» **Extracted records**:
========================

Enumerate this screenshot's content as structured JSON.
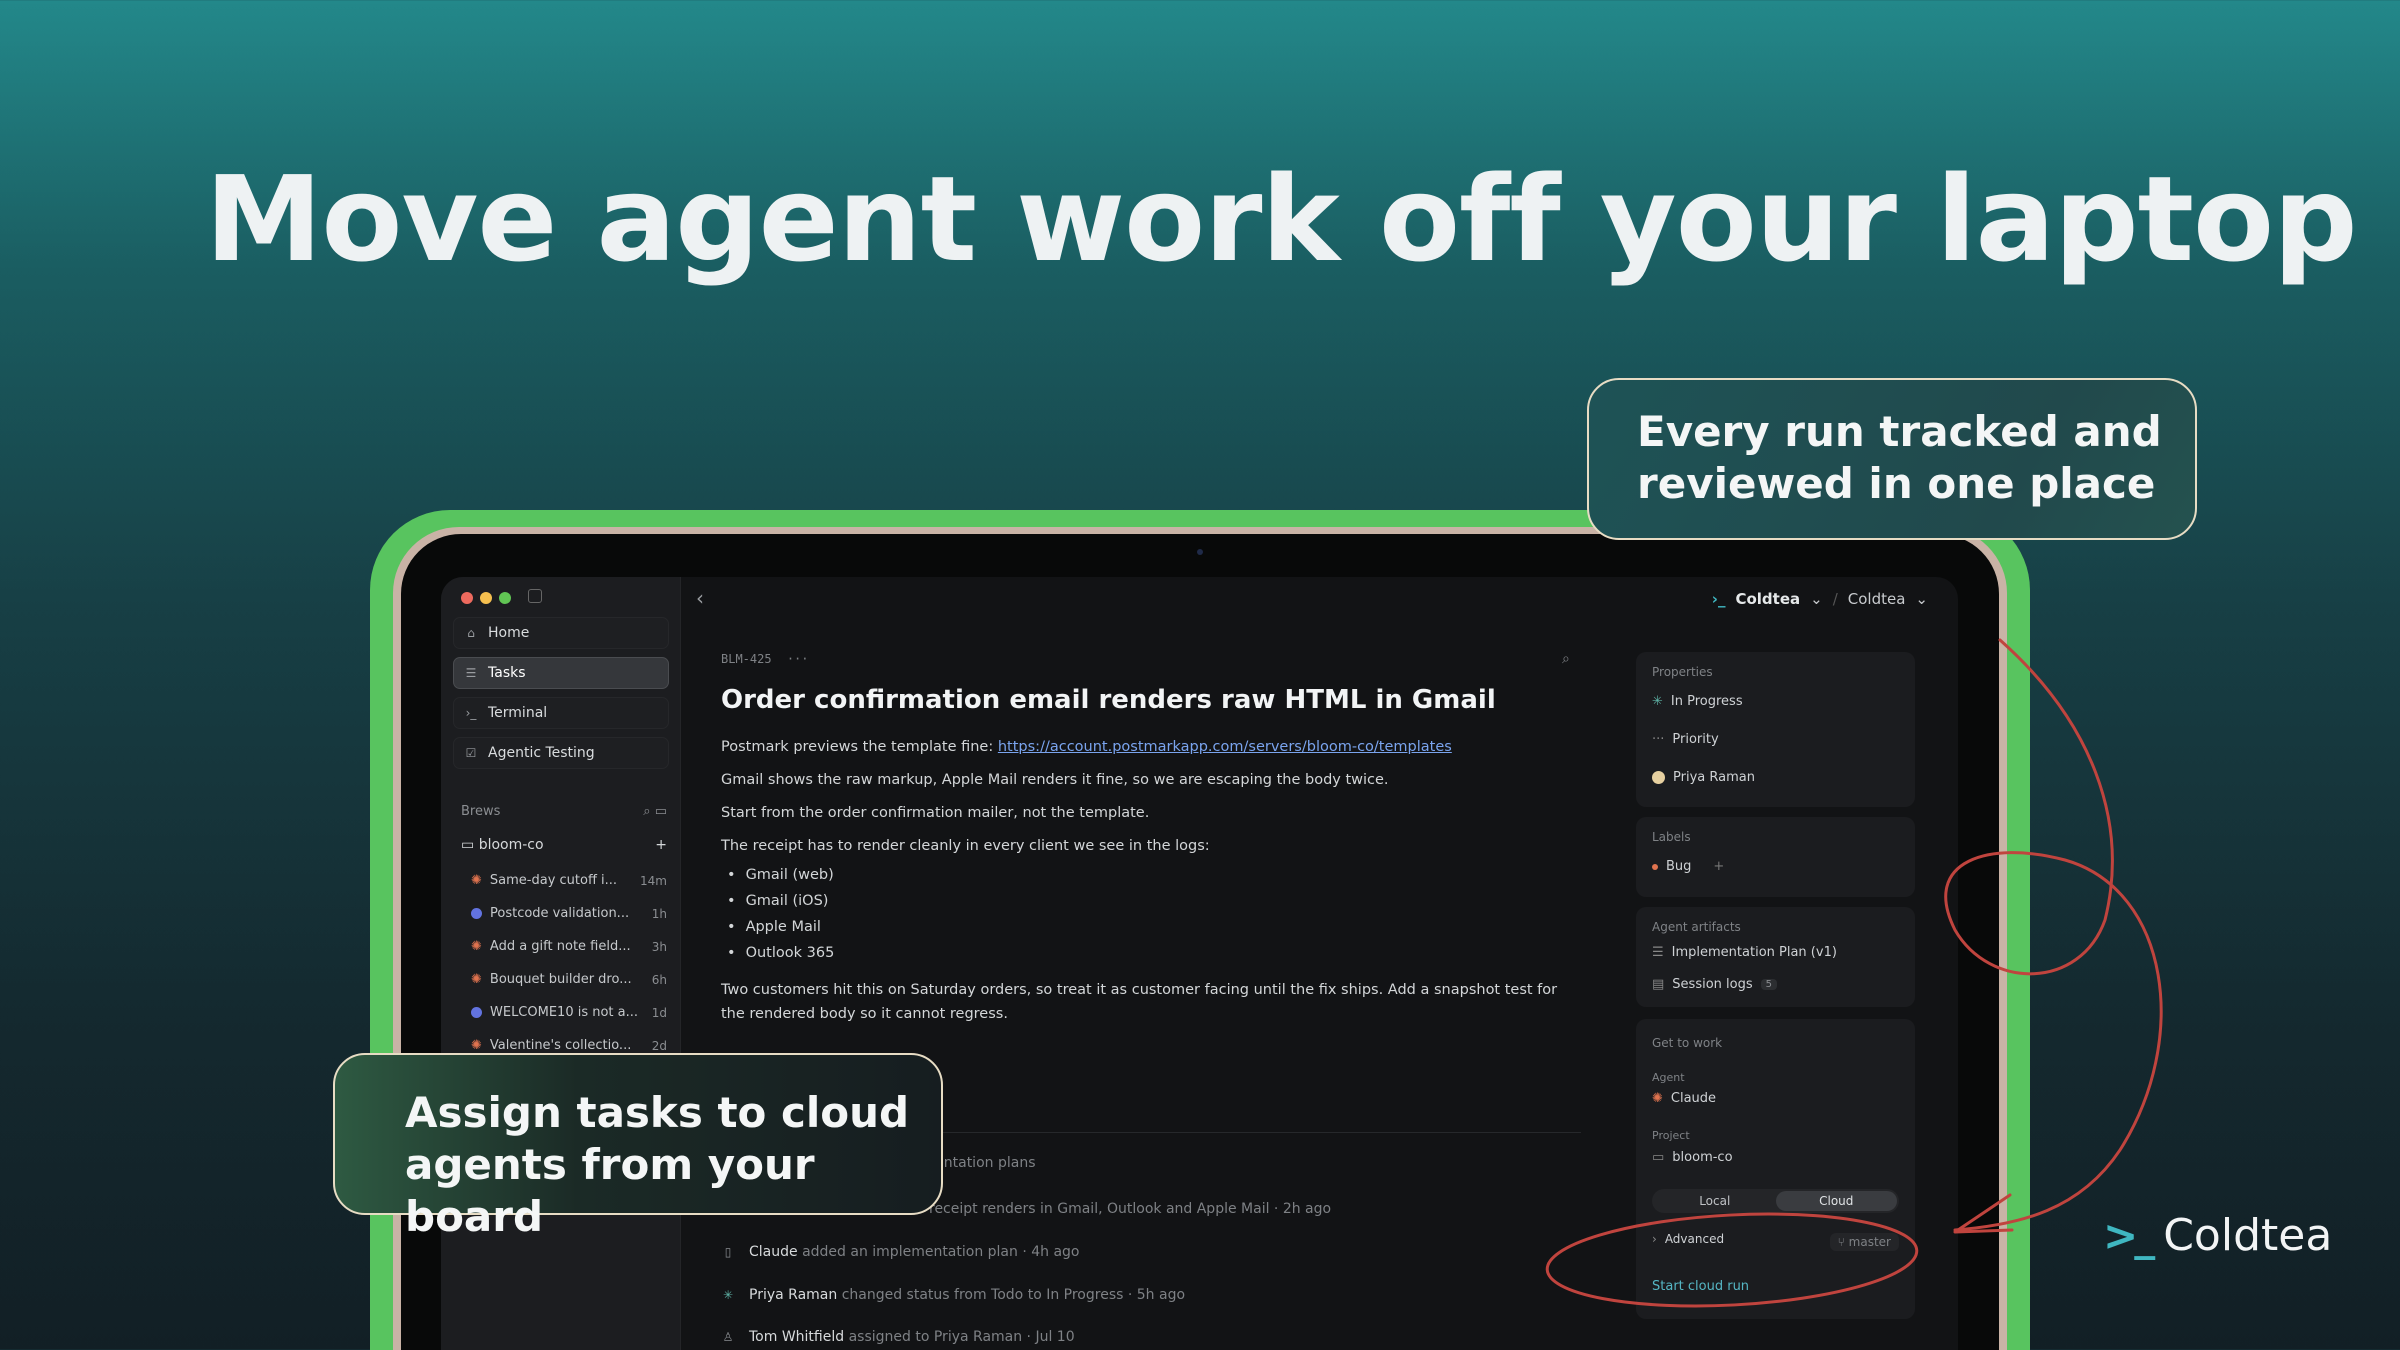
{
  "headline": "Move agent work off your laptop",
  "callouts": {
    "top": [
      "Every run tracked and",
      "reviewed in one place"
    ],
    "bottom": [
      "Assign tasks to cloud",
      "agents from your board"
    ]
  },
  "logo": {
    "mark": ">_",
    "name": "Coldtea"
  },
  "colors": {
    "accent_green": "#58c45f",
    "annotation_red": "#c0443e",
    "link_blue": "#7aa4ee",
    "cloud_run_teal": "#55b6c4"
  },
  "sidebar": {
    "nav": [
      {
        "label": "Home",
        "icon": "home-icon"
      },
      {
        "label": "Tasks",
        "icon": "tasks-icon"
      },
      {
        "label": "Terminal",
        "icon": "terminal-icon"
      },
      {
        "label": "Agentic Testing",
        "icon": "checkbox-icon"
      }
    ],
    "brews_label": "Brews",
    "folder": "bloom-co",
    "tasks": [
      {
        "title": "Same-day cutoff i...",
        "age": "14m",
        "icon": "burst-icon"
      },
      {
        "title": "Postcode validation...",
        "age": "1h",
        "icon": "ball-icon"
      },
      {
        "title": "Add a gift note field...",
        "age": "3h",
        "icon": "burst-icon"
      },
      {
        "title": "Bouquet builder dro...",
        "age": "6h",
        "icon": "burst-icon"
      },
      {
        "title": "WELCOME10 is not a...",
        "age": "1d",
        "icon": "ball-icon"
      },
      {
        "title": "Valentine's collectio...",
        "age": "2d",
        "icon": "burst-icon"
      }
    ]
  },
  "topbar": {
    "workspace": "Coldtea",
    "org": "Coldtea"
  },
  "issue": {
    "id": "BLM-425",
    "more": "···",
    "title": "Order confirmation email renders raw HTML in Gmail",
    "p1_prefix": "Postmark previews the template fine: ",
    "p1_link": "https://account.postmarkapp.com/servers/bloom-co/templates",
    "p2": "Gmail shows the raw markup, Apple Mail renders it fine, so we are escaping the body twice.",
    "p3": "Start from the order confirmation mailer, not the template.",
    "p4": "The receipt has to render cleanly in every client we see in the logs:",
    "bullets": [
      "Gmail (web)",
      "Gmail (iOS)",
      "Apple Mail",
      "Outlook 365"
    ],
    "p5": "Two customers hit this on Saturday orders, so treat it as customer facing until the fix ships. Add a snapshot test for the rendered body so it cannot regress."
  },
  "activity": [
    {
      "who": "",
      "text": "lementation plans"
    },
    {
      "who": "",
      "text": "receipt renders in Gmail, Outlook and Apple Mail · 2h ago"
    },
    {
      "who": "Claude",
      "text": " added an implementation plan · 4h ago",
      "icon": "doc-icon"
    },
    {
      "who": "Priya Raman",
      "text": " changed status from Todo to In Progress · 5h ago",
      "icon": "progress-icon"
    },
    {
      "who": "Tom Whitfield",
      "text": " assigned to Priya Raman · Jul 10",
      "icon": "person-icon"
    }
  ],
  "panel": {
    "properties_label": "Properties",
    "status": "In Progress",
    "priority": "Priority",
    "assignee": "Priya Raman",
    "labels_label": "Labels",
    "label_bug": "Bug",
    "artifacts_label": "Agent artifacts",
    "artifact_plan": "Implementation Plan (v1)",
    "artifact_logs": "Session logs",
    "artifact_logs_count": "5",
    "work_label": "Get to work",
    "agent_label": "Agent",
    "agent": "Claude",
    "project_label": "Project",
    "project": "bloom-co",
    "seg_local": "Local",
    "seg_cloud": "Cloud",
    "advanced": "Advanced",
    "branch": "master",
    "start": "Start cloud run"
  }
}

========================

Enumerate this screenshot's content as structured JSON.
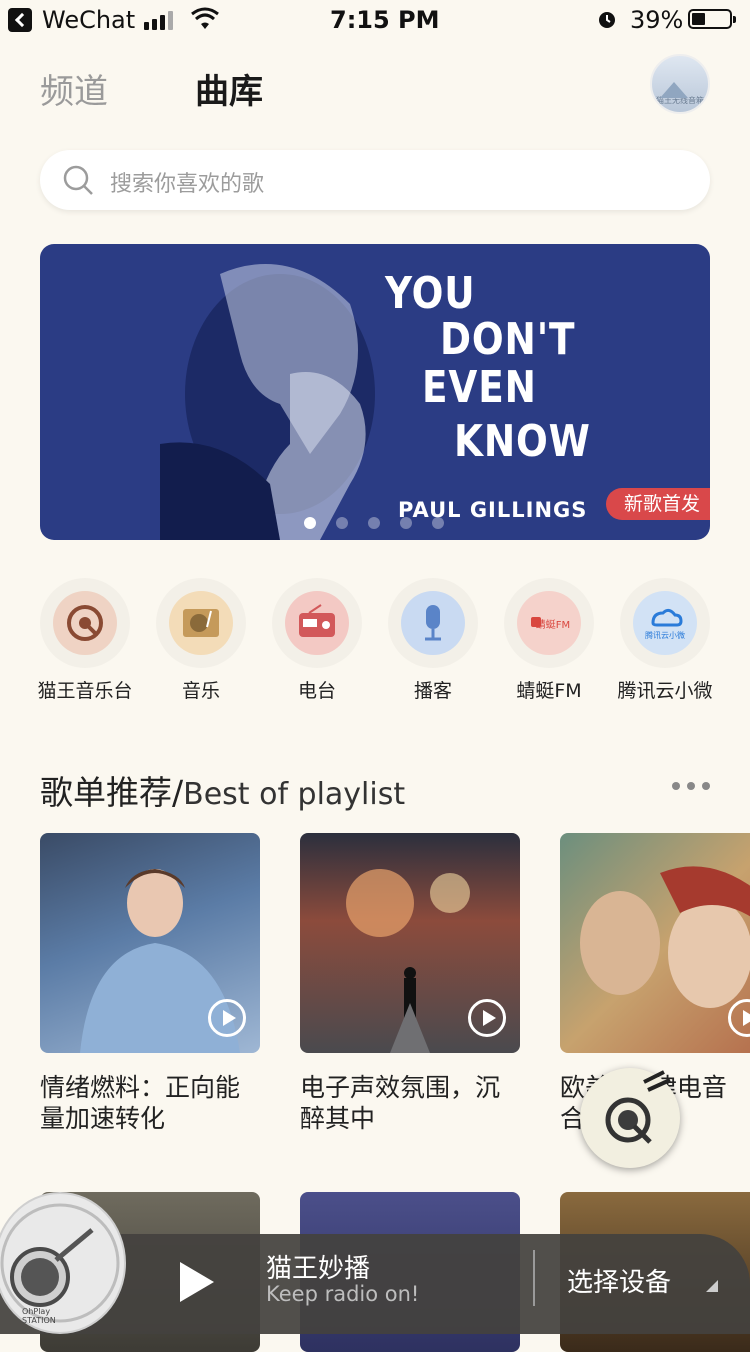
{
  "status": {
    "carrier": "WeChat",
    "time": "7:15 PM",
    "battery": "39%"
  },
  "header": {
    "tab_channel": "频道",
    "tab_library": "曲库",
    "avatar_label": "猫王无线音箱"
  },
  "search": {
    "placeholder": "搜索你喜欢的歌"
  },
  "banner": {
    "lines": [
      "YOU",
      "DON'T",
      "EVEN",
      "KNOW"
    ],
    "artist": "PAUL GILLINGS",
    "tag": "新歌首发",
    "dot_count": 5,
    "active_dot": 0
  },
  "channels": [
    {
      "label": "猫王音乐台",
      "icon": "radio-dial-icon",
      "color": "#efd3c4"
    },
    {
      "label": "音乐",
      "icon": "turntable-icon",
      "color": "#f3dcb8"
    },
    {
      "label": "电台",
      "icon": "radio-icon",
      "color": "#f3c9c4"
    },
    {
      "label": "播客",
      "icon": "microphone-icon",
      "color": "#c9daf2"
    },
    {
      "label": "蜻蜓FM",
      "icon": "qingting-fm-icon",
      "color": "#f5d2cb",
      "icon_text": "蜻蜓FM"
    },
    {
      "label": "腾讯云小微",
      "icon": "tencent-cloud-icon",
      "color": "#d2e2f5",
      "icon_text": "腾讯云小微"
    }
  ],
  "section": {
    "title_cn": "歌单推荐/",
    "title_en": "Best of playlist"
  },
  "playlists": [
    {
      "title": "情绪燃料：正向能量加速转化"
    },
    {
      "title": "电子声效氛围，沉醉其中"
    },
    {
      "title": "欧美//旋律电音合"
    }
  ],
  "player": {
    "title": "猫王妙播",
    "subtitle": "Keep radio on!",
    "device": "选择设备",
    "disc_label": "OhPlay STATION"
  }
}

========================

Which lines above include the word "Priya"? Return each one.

» **Response below**:
      "who": "Priya Raman",
      "text": " assigned to Priya Raman · Jul 10",
    "assignee": "Priya Raman",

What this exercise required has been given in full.